The Royal outfield posted a cumulative UZR of 9.0 in 2011, good for 6th best in the American League. As a child of the terrible Royal teams of the 2000s, I view being in the middle of the pack in something as a good thing. Even last year, the Royal outfield defense was considerably worse, posting a -13.5 score that was 10th in the league. According to UZR the Rays, Red Sox and Yankees all had extremely good defensive outfields, and their totals are all above 20. The Royals probably weren't in their class, but were comparable to teams like Anaheim and Minnesota, who were in the next tier down. (For a UZR primer, click here.)
In evaluating the Royal outfield, we have a case where the advanced numbers match what our eyes and the reputations of the players involved tell us. The strength of the outfield was in the arms, rather than the legs. The team's ARM score of 19.3 was easily the best in the American League (NYY was second at 7.3). Meanwhile the Royals were actually below average range-wise, posting a -13.1 score, second worst in the AL.
On balance, the formula worked, although the Royals would be well-served to have a rangy CF replace Melky Cabrera, That is, at least if they wanted to field a dynamic defensive outfield. UZR numbers aren't perfect -- although it should be stated empahtically that nothing be it a stat or a scouting system is -- but the incredible stability of the Royal outfield takes much noise out of the data. Gordon-Cabrera-Francoeur was the alignment just about every single day, and Ned Yost rarely made defensive replacements in the outfield. I can't quantify how much more confident this makes me with regard to the data, but it certainly worth mentioning. Last season, there was so much churn in the outfield, just about every defensive stat became a very small sample, which makes a difference.
(Individual numbers after the jump)
As you can see above, the advanced stats loved Gordon's work in the outfield this season, despite Francoeur's stronger reputation. I'm willing to call their arms roughly equal. The range remains perhaps an open question, and going forward there might not be a huge difference between the two. Francoeur has posted poor range scores in multiple ballparks in multiple leagues, going back to 2008. With Gordon, we really don't quite know just yet.
As for Melky, I'm a little surprised his numbers were quite this bad, but I'm not stunned by it. Melky's bat made him playable in 2011. Moving forward however, playing three poor-range OFs might not be the best strategy for the Royals.

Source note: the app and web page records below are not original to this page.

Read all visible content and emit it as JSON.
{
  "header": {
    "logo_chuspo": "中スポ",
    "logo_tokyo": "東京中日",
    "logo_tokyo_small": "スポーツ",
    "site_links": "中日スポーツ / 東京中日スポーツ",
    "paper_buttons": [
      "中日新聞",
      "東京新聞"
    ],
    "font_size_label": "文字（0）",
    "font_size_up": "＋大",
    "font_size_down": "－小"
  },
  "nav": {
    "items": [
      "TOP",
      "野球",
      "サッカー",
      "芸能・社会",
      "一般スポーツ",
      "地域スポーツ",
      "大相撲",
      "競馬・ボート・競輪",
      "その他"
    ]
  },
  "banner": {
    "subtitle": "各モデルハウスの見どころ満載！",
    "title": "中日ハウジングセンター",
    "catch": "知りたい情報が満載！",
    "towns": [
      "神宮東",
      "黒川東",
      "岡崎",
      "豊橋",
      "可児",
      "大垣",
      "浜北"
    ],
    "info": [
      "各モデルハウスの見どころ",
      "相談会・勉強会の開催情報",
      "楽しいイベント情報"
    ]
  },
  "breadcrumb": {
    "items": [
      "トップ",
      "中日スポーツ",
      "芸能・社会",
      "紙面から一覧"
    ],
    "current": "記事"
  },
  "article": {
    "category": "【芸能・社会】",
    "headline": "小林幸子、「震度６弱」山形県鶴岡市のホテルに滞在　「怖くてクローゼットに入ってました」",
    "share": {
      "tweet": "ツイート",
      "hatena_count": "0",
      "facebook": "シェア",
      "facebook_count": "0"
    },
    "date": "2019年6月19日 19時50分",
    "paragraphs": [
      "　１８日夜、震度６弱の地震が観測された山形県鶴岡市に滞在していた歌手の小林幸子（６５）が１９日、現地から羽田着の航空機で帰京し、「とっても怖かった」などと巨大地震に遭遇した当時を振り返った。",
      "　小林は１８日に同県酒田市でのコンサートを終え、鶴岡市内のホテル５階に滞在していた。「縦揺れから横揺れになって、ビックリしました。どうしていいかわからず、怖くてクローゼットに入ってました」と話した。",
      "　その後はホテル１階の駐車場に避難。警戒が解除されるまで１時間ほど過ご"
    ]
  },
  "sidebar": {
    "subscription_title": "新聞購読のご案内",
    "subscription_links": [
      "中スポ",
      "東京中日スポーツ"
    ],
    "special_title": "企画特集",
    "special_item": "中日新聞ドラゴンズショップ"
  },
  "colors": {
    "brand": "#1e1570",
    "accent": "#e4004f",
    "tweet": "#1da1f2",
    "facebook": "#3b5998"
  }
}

For what it's worth, MITCH (3.2) and Dyson (1.3) contributed positive UZRs in limited playing time (300 innings total).